Finally, you can expect to receive an Annex II.3 Certificate (Full Quality Assurance System Approval) and/or an Annex V.3 (Quality System Production) from your notified body. These certificates document products approved and their manufacturing site, versus the specific MDD Annex and Article.
Dr D’s Rodomontade
For those of you that read DG on a weekly basis, I thank you. By now I hope each of you have reached the conclusion that Dr. D always preaches compliance. The doctor would never want to be in a position to have colleagues heap contumely on me for allowing medical device companies to pursue a path of “minimal compliance” to Directives, European, or otherwise. Why? Because – there is no such thing as minimal compliance to Directives. There is no such thing as maximum compliance to Directives. There is no such thing as partial compliance to Directives. There is only compliance. Please, please, and pretty-please with sugar on top, compliance is a concept that needs to be understood. Otherwise, placing devices onto the market in the EU, or anywhere else for that fact, will become a daunting task.
Are you surprised that Dr. D could be so verbose when discussing an Article that contains just one sentence? For the long-time followers of DG, you folks are probably not surprised, as I have been known not to know when to stop with the ranting and preaching. That said, I know the doctor may have drifted a little bit with the addition of cursory information needed to support the placement of product into the EU; however, the path to compliance commences with Article 2 (the doctor’s opinion).
Article 2 is eloquently simple and yet, very specific at the same time. What does that mean Dr. D? What it means is that device manufactures shall comply with the MDD if they want to sell medical devices in Europe. It does not get any simpler than this to understand. Compliance to this Directive is not optional – period!
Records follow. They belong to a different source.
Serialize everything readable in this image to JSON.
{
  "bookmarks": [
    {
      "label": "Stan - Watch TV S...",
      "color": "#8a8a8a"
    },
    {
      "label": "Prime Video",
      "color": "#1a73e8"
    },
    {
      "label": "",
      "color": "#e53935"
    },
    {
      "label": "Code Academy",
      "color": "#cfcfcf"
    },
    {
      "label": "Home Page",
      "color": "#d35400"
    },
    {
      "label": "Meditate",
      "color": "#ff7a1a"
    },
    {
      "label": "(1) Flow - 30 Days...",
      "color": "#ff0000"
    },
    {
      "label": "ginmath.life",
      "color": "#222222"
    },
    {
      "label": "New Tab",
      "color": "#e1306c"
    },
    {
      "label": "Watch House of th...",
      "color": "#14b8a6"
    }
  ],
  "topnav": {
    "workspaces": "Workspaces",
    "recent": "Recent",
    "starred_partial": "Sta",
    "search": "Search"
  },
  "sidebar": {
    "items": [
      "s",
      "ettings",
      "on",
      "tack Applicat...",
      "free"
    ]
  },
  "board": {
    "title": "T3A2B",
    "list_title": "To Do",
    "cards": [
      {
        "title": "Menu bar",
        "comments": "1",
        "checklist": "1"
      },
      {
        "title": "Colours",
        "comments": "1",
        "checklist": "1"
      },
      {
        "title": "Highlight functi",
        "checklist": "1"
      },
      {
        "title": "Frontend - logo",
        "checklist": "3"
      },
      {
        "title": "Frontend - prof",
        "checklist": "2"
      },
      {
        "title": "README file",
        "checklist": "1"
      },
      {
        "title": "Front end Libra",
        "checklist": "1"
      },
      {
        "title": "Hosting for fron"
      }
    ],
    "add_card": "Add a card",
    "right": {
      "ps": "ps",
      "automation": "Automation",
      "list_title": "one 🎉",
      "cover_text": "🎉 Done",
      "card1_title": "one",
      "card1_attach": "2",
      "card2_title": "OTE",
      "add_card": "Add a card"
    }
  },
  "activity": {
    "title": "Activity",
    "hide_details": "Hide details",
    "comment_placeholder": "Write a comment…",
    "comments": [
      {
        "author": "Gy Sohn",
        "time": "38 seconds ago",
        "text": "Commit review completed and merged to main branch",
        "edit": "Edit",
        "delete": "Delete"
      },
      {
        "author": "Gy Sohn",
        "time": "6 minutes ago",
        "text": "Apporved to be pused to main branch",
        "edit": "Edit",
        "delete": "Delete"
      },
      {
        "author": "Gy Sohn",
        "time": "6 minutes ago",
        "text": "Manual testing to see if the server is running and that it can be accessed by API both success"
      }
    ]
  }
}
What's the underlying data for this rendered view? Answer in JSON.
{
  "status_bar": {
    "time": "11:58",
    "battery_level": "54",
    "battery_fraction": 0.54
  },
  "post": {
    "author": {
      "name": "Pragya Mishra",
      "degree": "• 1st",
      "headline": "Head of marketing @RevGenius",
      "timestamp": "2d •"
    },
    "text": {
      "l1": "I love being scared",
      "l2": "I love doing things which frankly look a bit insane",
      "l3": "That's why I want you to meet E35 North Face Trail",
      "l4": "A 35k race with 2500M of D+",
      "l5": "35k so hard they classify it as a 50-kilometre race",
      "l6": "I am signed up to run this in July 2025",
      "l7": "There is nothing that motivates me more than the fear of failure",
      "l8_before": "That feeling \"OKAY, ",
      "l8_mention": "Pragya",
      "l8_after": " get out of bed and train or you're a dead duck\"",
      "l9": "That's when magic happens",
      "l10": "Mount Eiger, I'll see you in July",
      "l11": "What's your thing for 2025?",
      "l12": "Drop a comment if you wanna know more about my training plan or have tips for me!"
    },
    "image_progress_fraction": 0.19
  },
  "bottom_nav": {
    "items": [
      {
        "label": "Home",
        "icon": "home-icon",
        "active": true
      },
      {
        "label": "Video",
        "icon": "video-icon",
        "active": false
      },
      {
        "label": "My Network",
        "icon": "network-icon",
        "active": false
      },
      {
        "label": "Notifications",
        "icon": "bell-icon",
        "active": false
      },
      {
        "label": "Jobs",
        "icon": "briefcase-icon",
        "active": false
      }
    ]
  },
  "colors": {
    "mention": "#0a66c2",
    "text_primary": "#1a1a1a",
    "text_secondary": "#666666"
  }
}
Additionally, Dr. D provided insight and guidance into some of the salient steps required to enter the EU device market. Remember, a few of the salient items required for device manufacturers, wishing to enter the EU are:
- Select and contract with a competent notified body;
- Ensure the quality system is compliant with EN ISO 13485:2003;
- Contract with a European Authorized Representative;
- Assemble a Technical Files and/or Design Dossier, considering and hopefully employing European Harmonized Standards;
- Verify label accuracy for products to be introduced into the EU (remember EN 980);
- Obtain all of the applicable certificates from the notified body; and
- Complete and sign the DoC.
Remember, a competent notified body can help with the specific details. Why? Because that is what medical device manufacturers, pay the notified body to do.
In closing, thank you again for joining Dr. D and I hope you find value in the guidance provided. Until the next installment of DG, when Dr. D will provide guidance for complying with Article 3 (essential requirements) of Council Directive 93/42/EEC, the MDD – cheers from Dr. D. and best wishes for continued professional success.
Code of Federal Regulation. (2010, April). Title 21 Part 820: Quality system regulation. Washington, D.C.: U. S. Government Printing Office.
Council Directive 93/42/EEC. (1993, June). Council Directive 93/42/EEC concerning medical devices. Retrieved December 21, 2010, from http://eur-lex.europa.eu
Devine. C. (2009, July). Exploring the effectiveness of defensive-receiving inspection for medical device manufacturers: a mixed method study. Published doctoral dissertation. Northcentral University. Prescott Valley, AZ.
EN 980:2008. (2008, July). Symbols to be used in the labeling of medical devices.
EN ISO 13485:2003. (2004, February). Medical devices – quality management systems – requirements for regulatory purposes (ISO 13485:2003).